Returning to New York this past weekend, I was, like you, heartbroken by the recent events that took place in Washington, D.C. No decent human being, certainly no American, could be anything but ashamed by the spectacle. Violence is simply incompatible with our inalienable rights as citizens of this great nation (life, liberty, and the pursuit of happiness) and the values we hold dear (equality, peace). Indeed, it is an attack on the very soul of America, because it brings to a standstill the very mechanisms by which a just society corrects injustice. It is a tragic culmination of what we have experienced this past year, what some call the “banality of evil.”
Evil comes from a failure to think. It defies thought for as soon as thought tries to engage itself with evil and examine the premises and principles from which it originates, it is frustrated because it finds nothing there. That is the banality of evil. (Hannah Arendt)
As Catholics enter Ordinary Time, we accept our responsibility to pray for our world, to love friend and foe, and yes, to think; but we do so as Catholics. Too much is at stake for us to allow forces within our world—those who do not look at the world through the eyes of Christ—to dictate the terms of the conversation.
This week we behold the work of the Roman painter Placido Costanzi (1702-59), entitled Ecce Agnus Dei (“Behold the Lamb of God”). According to the J. Paul Getty Museum website, Costanzi blended the Baroque artistic sensibility—dramatic, intense, colorful—with the influence of Raphael. He was apparently given to the use of allegory: the depiction of highly symbolic objects, colors, gestures, etc. to refer to spiritual realities. Curiously, the center of the painting is not Christ, but rather the Baptist, who directs our attention away from himself, to the Lamb of God, standing at a distance. Indeed, if not for John pointing to our Lord dramatically, we might altogether miss him. Notice, too, that John is a massive presence in the painting, at least ten times the size of Jesus. Two chapters later in the Gospel (John 3:30) he will say of Jesus, “he must increase; I must decrease.” These two clues form the “lesson” of the painting. If not for the Christian who calls attention to the presence of the Son of God, the world whom he came to save might never notice him. But the way the Christian does this entails something modern culture finds quite onerous. One can only make room for the grace of God through what the Church calls “self-abnegation,” that is, the extinction of one’s own interests for the sake of the Kingdom of Heaven.

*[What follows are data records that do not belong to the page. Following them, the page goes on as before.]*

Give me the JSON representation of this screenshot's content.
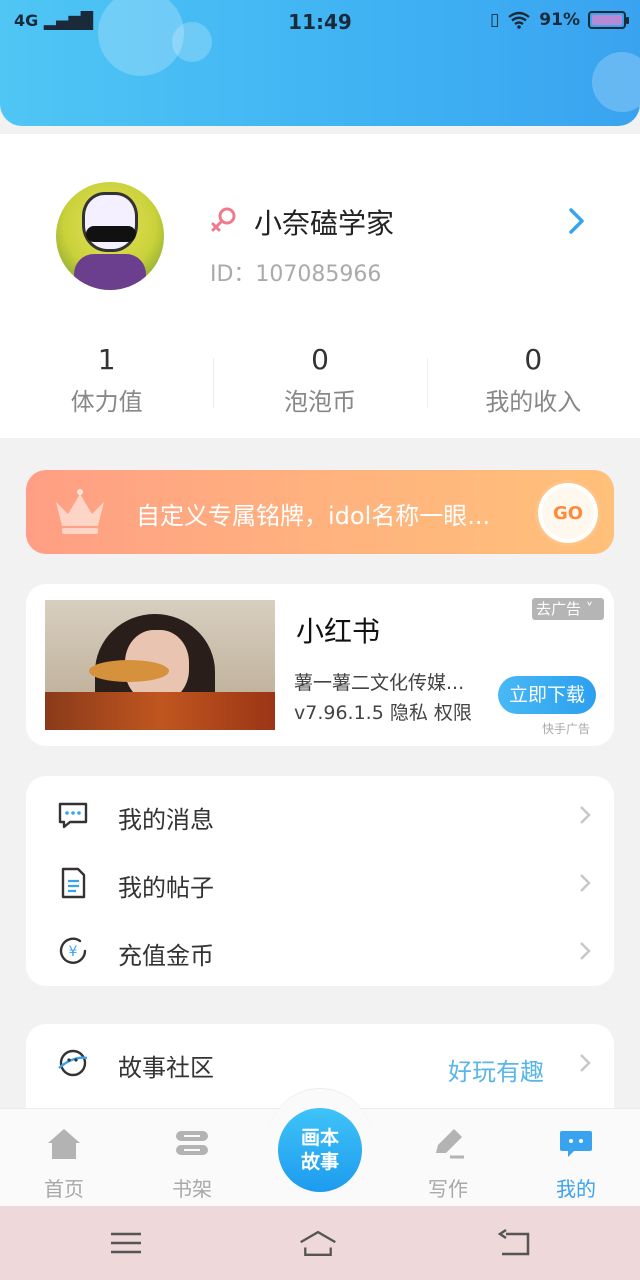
{
  "status_bar": {
    "network": "4G",
    "time": "11:49",
    "battery": "91%",
    "battery_level": 0.91
  },
  "profile": {
    "username": "小奈磕学家",
    "user_id": "ID：107085966",
    "stats": [
      {
        "value": "1",
        "label": "体力值"
      },
      {
        "value": "0",
        "label": "泡泡币"
      },
      {
        "value": "0",
        "label": "我的收入"
      }
    ]
  },
  "banner": {
    "text": "自定义专属铭牌，idol名称一眼...",
    "button": "GO"
  },
  "ad": {
    "title": "小红书",
    "close_label": "去广告",
    "company": "薯一薯二文化传媒...",
    "version": "v7.96.1.5  隐私  权限",
    "download_label": "立即下载",
    "source": "快手广告"
  },
  "menu": [
    {
      "label": "我的消息",
      "icon": "message-icon"
    },
    {
      "label": "我的帖子",
      "icon": "document-icon"
    },
    {
      "label": "充值金币",
      "icon": "coin-icon"
    }
  ],
  "menu2": {
    "label": "故事社区",
    "extra": "好玩有趣",
    "icon": "planet-icon"
  },
  "bottom_nav": {
    "items": [
      {
        "label": "首页",
        "icon": "home-icon"
      },
      {
        "label": "书架",
        "icon": "bookshelf-icon"
      },
      {
        "label": "写作",
        "icon": "pen-icon"
      },
      {
        "label": "我的",
        "icon": "chat-bubble-icon"
      }
    ],
    "center_label": "画本故事",
    "active": "我的"
  },
  "colors": {
    "accent": "#3aa3ef",
    "banner_start": "#ff9e84",
    "banner_end": "#ffc07a"
  }
}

This always, always, stings. Yet when the ego’s obsession with itself is brought under control, only then do we find true joy. (This occurs by God’s grace: not by positive thinking, or yoga, or self-empowerment, or a “healthy lifestyle.”)
Consider one more symbol: Jesus is standing across the Jordan River, among palm trees. These trees are an ancient figure for paradise. To be with Christ is by definition to be in heaven: eternal fullness of life. But notice what lies between one side of the river and the other: water, or death to sin. The peacefulness of the palm trees belies the action going on beneath the surface. Pope Benedict remarks that Jesus’ suffering
turns the underworld around, knocking down and flinging open the gates of the abyss…This struggle is the ‘conversion’ of being that brings it into a new condition, that prepares a new heaven and a new earth.
Friends, you and I are part of God’s solution to the mystery of evil in our world today. We embrace neither a naïve “I’d like to teach the world to sing” attitude, nor the arrogance of thinking we can “build” the Kingdom of Heaven by our own feats of spiritual engineering. Both are destined for failure. Instead, we are called to follow Jesus humbly, and love our neighbor without demand.